As the Director of Event Operations for the New Jersey Devils and Prudential Center, my main responsibility is to make sure that the show goes on without a hitch, whether it is the season kickoff event for New Jersey Devils Season Ticket Members or minutes before a performer is scheduled to go onstage in front of 17,000 screaming fans.
When I tell friends about what I do at work, everyone usually wants to know if artists really do request only red M&Ms in their dressing rooms, and what it’s like to work for a professional sports team. While these are key components of what I do, I love talking about something even more important: how I strive to be an agent of change in the community by harnessing the power of the sports and entertainment industry in my role with the organization.
In June of this year everyone’s lives were rocked by the Pulse massacre in Orlando. Gay bars, a safe haven for the LGBTQ community, were safe no more.
The Monday following the attacks I had a call with the You Can Play project, a hockey-centered organization that “works to ensure the safety and inclusion of all in sports - including LGBTQ athletes, coaches and fans” to find out more about what the New Jersey Devils could be doing to help further their message. After that horrendous weekend in Orlando, the call gave me hope that we all have the ability to be agents of change in our own community. It also became even clearer to me why You Can Play is so important: in every walk of life – including the traditionally hyper-masculinized sports world – we need to make sure everyone feels included and safe to help make sure something like this never happens again.
Only weeks after the Pulse shooting, I was able to march proudly and without fear with New Jersey Devils colleagues and season ticket members in the Newark Pride Parade.
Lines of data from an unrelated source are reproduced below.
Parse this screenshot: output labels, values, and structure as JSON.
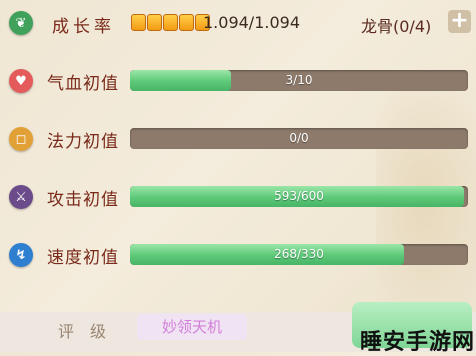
{
  "growth": {
    "label": "成长率",
    "pips": 5,
    "value": "1.094/1.094",
    "dragon_bone": "龙骨(0/4)",
    "plus": "+"
  },
  "stats": [
    {
      "label": "气血初值",
      "value": "3/10",
      "fraction": 0.3,
      "icon_color": "#e35b5b",
      "icon_name": "heart-icon",
      "glyph": "♥"
    },
    {
      "label": "法力初值",
      "value": "0/0",
      "fraction": 0.0,
      "icon_color": "#e2a136",
      "icon_name": "mana-square-icon",
      "glyph": "◻"
    },
    {
      "label": "攻击初值",
      "value": "593/600",
      "fraction": 0.988,
      "icon_color": "#6b4b8a",
      "icon_name": "sword-icon",
      "glyph": "⚔"
    },
    {
      "label": "速度初值",
      "value": "268/330",
      "fraction": 0.812,
      "icon_color": "#2f7fd0",
      "icon_name": "speed-icon",
      "glyph": "↯"
    }
  ],
  "footer": {
    "tab_rating": "评级",
    "tab_active": "妙领天机",
    "watermark": "睡安手游网"
  },
  "colors": {
    "bar_fill": "#5dc878",
    "bar_track": "#8d7a6b",
    "label_text": "#7a2a1a"
  }
}
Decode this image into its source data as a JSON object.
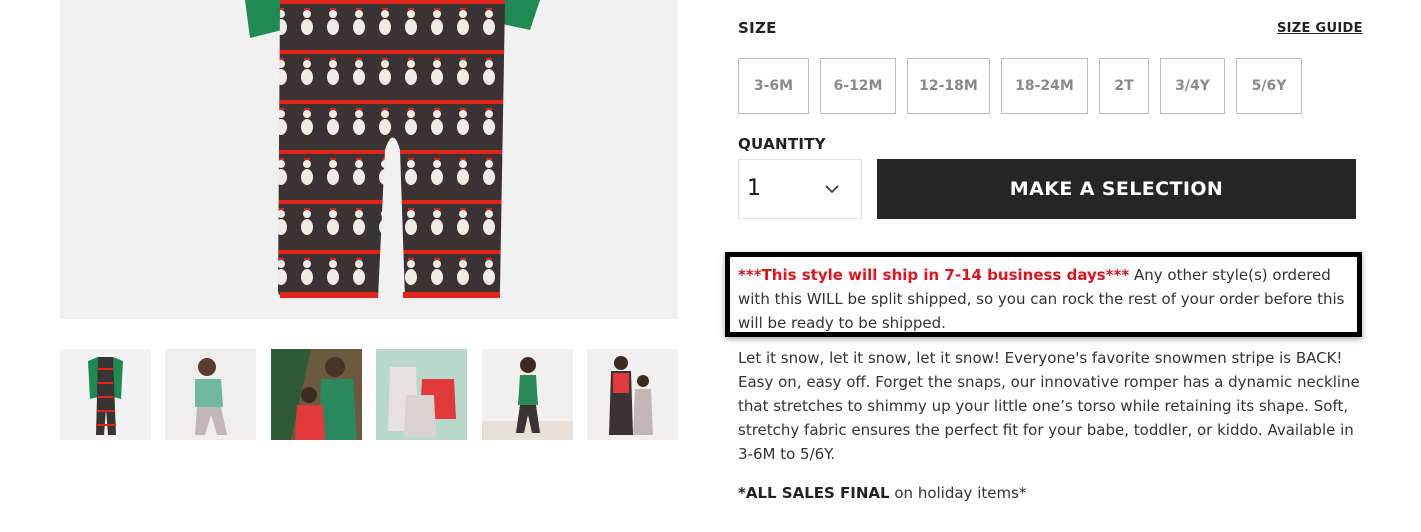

It was a pivotal moment for me and reminded me of the power of sports. Here I was marching with an incredible group of people proclaiming that it is ok to be who you are, be proud, and especially not afraid. This is something I never could have imagined when I started working for the team eight years ago when I was nervous to come out to colleagues.
I had already benefitted immensely from this concept while being an out member of the George Washington University cross-country team. Under the sweltering DC sun while running around the monuments and on the long van rides to competitions, I bonded with my teammates. I will be forever grateful for the love and support they showed me when I came out to them.
My family was equally accepting while making sure that I knew that they will love and support me regardless of who I love. To this day, I still think of how fortunate I am to have had this support and how this is not the case for so many other young LGBTQ people today.
Being able to come out to supportive family members and teammates helped me immensely when I was younger, but the need to "come out" never really ends – and it only gets slightly easier over time.
When I first began working for a professional hockey team, I found myself hesitant to come out to co-workers. I quickly reverted back to being coy, just as I did when I was in the closet in college. I was able to play off any questions about a girlfriend by saying that I didn't have time to date due to my work schedule – a standard tactic for many closeted people.
After a while, an insightful co-worker caught on and finally asked if I had a girlfriend or "possibly a boyfriend." While I didn't, I nervously told her she was "closer with the second option than the first.” Over time, word spread through my immediate co-workers, and I was lucky enough to have an incredibly supportive family at work as well. Again, this is a privilege not everyone is afforded, especially in a country that does not have federal laws to protect LGBTQ employees from workplace discrimination.
I eventually gained the courage to bring my boyfriend to corporate events, where I have introduced David to my colleagues and the senior leadership team. Everyone he has met, including the president of the New Jersey Devils, has been incredibly welcoming. In fact, I'm fairly certain that some of my colleagues like him more than they like me.
While I have received an immense amount of support during the past eight years that I've worked at the Prudential Center, it would be a lie to say I never heard someone say "that's gay" in the workplace or use an offensive slur at a game. For me, each time I hear these things I use it as a learning opportunity (usually with some humor involved).
For instance, when a co-worker described a promotional item as "gay,” I told her that if it was actually designed by someone who was gay, it would be a lot more appealing. While I know my co-worker did not mean to use the term in an offensive way, I showed her that using that language is not acceptable and only serves to make others feel uncomfortable or "on the outside.”
Being inclusive in everything we do should be a goal that everyone strives for in every situation. Nine out of ten gay teens reported being bullied in high school – and I was certainly one of them. It's important for kids to know that it does in fact get better, and I hope to use my small role in the larger sports world to make sure that those kids know this.
Every day I'm encouraged by the incredible LGBT activists who stand up for equality. From Braeden Lange and his work with The Courage Game to Patrick Burke and his work with the You Can Play organization, the power of sport to affect social change is real and fully on display.
I feel privileged to work with supportive friends who have embraced me for who I am and a company who fully supports this initiative, and I look forward to playing a part in the New Jersey Devils' You Can Play campaign this season. However, until everyone feels comfortable to come out in every situation, our work will not be over.
Read more about the New Jersey Devils at All About The Jersey.
Edited by Cyd Zeigler